How is it that neither Marcus Garvey, Malcolm X nor Public Enemy came up with lesser-known hip hop artist Brother Ali’s line, “land of the thief, home of the slave?”
Even when Malcolm X observed that this American motto was flawed, as he did in a speech in Ghana in May 1964, the irony of the background of its author and the exaltation of its ideals does not arise. “Anytime you think that America is the land of the free,” Malcolm told the African audience, “you come there and take off your national dress and be mistaken for an American Negro, and you will find out you’re not in the land of the free.” In this speech, however, despite being such an expert at pointing out inconsistencies, he doesn’t add, “in fact, ‘land of the free’ was written by a slaveholder!”
Does it matter if the author of a powerful and inspirational composition in the past held views and did things with which we would not agree today and which we would consider antithetical to the very American ideals his writing professed? Do we hold the Declaration of Independence to a higher standard than the Star-Spangled Banner?
We constantly make new meaning from our past. Recently, we have seen numerous examples of our rethinking of how we publicly remember the history of the Confederacy, or whether Harriet Tubman should replace Andrew Jackson on the $20 bill. Historian Pauline Maier argues that Lincoln played a huge role in reinterpreting the Declaration and making it into a motto or an “ancient faith” shared by all Americans.
In 1856 Lincoln suggested Americans needed to “re-adopt the Declaration of Independence and with it the practices and policies which harmonize with it.” Though we may have forgotten Key’s racism while we remember Jefferson’s, we have similarly washed it away from the song by adopting it as something to live up to.
Every time Jackie Robinson stood on the baselines as the anthem was played, or when Civil Rights Movement activists had the flag ripped out of their hands as they peacefully marched, or when my dad saluted the flag at a segregated army base in Alabama fighting for a nation that didn’t respect him, the song became less Key’s and more ours.

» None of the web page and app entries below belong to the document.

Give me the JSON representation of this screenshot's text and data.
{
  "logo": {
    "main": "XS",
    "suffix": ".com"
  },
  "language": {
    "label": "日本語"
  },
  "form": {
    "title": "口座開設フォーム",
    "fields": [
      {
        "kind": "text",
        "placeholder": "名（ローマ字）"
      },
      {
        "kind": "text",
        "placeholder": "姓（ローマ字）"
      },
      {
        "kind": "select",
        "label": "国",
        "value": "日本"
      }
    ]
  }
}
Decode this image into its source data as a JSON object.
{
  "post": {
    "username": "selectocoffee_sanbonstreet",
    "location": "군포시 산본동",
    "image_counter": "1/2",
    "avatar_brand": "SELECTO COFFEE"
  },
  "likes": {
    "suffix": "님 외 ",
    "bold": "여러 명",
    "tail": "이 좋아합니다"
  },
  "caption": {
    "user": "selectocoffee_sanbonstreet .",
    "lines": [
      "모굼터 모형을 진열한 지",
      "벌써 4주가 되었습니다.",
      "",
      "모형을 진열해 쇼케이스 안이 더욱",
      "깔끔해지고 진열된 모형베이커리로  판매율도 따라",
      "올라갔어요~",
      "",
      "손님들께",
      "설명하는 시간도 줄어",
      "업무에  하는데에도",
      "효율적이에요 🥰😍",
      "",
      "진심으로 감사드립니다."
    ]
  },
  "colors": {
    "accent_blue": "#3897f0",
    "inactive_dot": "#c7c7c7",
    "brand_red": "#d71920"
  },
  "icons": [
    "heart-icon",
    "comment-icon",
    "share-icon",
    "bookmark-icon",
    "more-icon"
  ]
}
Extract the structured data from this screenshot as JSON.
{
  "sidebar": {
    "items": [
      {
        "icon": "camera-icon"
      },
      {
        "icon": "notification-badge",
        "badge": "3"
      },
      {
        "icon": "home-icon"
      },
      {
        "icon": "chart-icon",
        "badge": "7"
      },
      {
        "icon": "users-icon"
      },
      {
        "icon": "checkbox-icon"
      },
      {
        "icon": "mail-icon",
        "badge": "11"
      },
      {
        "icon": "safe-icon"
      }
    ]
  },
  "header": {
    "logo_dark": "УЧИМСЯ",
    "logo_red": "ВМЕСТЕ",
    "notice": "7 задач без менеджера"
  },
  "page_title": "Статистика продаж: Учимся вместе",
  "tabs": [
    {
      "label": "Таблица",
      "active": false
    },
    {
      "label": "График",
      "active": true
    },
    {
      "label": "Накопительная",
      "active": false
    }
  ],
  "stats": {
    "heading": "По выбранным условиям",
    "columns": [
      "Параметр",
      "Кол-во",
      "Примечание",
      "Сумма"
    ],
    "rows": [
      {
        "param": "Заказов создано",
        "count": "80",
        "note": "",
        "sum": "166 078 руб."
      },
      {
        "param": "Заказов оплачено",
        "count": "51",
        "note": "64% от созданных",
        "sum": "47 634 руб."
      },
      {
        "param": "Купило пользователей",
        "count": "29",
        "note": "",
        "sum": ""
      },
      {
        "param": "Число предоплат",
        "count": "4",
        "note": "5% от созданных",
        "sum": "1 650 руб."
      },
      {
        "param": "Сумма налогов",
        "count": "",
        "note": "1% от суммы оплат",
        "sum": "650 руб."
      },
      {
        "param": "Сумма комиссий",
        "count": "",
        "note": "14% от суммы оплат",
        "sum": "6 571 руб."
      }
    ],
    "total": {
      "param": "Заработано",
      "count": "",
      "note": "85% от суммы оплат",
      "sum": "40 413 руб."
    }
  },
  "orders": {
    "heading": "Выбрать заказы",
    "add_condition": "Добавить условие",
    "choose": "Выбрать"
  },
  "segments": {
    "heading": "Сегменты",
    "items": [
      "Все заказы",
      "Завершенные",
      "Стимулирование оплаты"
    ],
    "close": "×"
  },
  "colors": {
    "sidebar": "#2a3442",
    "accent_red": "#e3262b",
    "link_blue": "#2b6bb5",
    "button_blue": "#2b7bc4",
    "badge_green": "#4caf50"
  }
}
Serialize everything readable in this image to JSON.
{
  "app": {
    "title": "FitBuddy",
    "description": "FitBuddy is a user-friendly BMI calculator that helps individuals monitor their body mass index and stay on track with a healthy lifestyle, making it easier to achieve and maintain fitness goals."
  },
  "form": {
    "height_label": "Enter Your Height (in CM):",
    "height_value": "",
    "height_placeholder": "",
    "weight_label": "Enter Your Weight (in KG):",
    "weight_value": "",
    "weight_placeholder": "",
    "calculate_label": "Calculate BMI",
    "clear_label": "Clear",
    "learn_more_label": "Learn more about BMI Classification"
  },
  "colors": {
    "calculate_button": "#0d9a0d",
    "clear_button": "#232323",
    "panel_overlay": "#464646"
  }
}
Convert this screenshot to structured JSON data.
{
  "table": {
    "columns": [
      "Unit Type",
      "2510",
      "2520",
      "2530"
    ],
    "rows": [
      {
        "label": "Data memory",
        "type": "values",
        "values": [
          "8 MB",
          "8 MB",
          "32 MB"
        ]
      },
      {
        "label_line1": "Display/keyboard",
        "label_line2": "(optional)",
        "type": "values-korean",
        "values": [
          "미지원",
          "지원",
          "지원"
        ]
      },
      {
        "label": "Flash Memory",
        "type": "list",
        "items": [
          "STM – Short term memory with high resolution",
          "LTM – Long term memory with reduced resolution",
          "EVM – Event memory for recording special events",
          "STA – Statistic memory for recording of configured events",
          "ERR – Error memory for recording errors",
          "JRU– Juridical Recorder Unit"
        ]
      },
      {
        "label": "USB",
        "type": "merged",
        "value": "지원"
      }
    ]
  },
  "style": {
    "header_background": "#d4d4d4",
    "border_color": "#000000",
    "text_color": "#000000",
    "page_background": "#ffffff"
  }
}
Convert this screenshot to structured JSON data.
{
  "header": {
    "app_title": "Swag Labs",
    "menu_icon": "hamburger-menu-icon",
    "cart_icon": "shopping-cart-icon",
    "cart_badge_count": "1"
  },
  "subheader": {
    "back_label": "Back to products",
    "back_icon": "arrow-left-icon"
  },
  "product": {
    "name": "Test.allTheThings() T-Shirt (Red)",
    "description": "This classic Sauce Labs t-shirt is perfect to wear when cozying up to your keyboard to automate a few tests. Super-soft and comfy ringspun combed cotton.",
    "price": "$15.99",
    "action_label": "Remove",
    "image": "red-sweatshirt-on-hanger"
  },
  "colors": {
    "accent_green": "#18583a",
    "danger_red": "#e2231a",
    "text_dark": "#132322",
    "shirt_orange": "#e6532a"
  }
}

Though we should remember the flaws and failings that often animate our history, to me at least, they do not need to define it. We should remember that if, 200 years after it was declared so by a slaveholder and enemy of free speech, the United States is “the land of the free,” that is because of “the brave” who have called it home since dawn’s early light in September 1814.